**THE PROBLEM**
Reproduce all of the data that follows, character for character.

**Records from a data collection**
++++++++++
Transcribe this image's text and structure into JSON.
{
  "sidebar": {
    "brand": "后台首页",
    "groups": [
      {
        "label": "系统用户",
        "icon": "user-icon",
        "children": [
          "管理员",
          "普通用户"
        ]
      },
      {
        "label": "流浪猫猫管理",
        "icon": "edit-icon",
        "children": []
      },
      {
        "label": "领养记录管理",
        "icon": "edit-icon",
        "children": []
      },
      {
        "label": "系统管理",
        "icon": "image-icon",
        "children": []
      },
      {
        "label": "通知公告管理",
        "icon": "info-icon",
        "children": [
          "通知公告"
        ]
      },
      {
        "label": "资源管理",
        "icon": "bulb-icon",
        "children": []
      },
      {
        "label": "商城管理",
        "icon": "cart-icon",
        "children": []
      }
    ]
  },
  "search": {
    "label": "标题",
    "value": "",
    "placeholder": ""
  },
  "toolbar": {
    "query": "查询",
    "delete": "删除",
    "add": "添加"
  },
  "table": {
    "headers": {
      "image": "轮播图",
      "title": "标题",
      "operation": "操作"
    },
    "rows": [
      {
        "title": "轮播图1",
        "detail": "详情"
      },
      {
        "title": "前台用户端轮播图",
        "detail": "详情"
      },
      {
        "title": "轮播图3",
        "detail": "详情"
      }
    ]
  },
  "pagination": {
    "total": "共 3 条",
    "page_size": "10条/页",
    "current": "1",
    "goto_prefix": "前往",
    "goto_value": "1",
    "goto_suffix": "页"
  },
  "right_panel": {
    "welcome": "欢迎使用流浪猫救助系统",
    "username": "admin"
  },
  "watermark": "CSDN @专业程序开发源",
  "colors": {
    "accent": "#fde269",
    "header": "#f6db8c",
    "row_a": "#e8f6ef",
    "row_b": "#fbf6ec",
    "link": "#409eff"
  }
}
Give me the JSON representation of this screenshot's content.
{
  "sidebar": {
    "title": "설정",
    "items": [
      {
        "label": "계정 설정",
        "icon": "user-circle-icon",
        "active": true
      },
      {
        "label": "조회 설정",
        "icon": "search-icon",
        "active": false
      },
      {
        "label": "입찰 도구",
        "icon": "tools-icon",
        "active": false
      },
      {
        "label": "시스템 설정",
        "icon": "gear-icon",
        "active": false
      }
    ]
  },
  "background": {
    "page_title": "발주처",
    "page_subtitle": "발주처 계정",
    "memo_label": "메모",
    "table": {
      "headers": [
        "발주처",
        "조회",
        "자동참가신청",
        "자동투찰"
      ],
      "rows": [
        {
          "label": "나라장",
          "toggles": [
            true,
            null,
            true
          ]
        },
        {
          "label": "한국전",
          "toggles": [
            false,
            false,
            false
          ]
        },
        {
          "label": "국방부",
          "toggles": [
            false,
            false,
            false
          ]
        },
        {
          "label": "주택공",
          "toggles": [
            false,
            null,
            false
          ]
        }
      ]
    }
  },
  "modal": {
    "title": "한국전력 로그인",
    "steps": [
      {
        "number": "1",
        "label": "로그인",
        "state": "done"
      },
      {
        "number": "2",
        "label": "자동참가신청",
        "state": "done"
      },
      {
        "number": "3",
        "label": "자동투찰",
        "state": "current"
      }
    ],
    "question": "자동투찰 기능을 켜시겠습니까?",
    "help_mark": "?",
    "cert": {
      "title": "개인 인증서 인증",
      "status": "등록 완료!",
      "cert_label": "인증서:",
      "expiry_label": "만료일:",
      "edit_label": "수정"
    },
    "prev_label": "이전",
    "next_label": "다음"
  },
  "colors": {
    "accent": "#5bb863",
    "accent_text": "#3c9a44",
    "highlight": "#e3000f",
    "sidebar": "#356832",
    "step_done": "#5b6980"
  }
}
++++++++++
**RESPONSE FOR THIS EXERCISE**
Transcribe this image's text and structure into JSON.
{
  "sidebar": {
    "brand": "后台首页",
    "groups": [
      {
        "label": "系统用户",
        "icon": "user-icon",
        "children": [
          "管理员",
          "普通用户"
        ]
      },
      {
        "label": "流浪猫猫管理",
        "icon": "edit-icon",
        "children": []
      },
      {
        "label": "领养记录管理",
        "icon": "edit-icon",
        "children": []
      },
      {
        "label": "系统管理",
        "icon": "image-icon",
        "children": []
      },
      {
        "label": "通知公告管理",
        "icon": "info-icon",
        "children": [
          "通知公告"
        ]
      },
      {
        "label": "资源管理",
        "icon": "bulb-icon",
        "children": []
      },
      {
        "label": "商城管理",
        "icon": "cart-icon",
        "children": []
      }
    ]
  },
  "search": {
    "label": "标题",
    "value": "",
    "placeholder": ""
  },
  "toolbar": {
    "query": "查询",
    "delete": "删除",
    "add": "添加"
  },
  "table": {
    "headers": {
      "image": "轮播图",
      "title": "标题",
      "operation": "操作"
    },
    "rows": [
      {
        "title": "轮播图1",
        "detail": "详情"
      },
      {
        "title": "前台用户端轮播图",
        "detail": "详情"
      },
      {
        "title": "轮播图3",
        "detail": "详情"
      }
    ]
  },
  "pagination": {
    "total": "共 3 条",
    "page_size": "10条/页",
    "current": "1",
    "goto_prefix": "前往",
    "goto_value": "1",
    "goto_suffix": "页"
  },
  "right_panel": {
    "welcome": "欢迎使用流浪猫救助系统",
    "username": "admin"
  },
  "watermark": "CSDN @专业程序开发源",
  "colors": {
    "accent": "#fde269",
    "header": "#f6db8c",
    "row_a": "#e8f6ef",
    "row_b": "#fbf6ec",
    "link": "#409eff"
  }
}
Give me the JSON representation of this screenshot's content.
{
  "sidebar": {
    "title": "설정",
    "items": [
      {
        "label": "계정 설정",
        "icon": "user-circle-icon",
        "active": true
      },
      {
        "label": "조회 설정",
        "icon": "search-icon",
        "active": false
      },
      {
        "label": "입찰 도구",
        "icon": "tools-icon",
        "active": false
      },
      {
        "label": "시스템 설정",
        "icon": "gear-icon",
        "active": false
      }
    ]
  },
  "background": {
    "page_title": "발주처",
    "page_subtitle": "발주처 계정",
    "memo_label": "메모",
    "table": {
      "headers": [
        "발주처",
        "조회",
        "자동참가신청",
        "자동투찰"
      ],
      "rows": [
        {
          "label": "나라장",
          "toggles": [
            true,
            null,
            true
          ]
        },
        {
          "label": "한국전",
          "toggles": [
            false,
            false,
            false
          ]
        },
        {
          "label": "국방부",
          "toggles": [
            false,
            false,
            false
          ]
        },
        {
          "label": "주택공",
          "toggles": [
            false,
            null,
            false
          ]
        }
      ]
    }
  },
  "modal": {
    "title": "한국전력 로그인",
    "steps": [
      {
        "number": "1",
        "label": "로그인",
        "state": "done"
      },
      {
        "number": "2",
        "label": "자동참가신청",
        "state": "done"
      },
      {
        "number": "3",
        "label": "자동투찰",
        "state": "current"
      }
    ],
    "question": "자동투찰 기능을 켜시겠습니까?",
    "help_mark": "?",
    "cert": {
      "title": "개인 인증서 인증",
      "status": "등록 완료!",
      "cert_label": "인증서:",
      "expiry_label": "만료일:",
      "edit_label": "수정"
    },
    "prev_label": "이전",
    "next_label": "다음"
  },
  "colors": {
    "accent": "#5bb863",
    "accent_text": "#3c9a44",
    "highlight": "#e3000f",
    "sidebar": "#356832",
    "step_done": "#5b6980"
  }
}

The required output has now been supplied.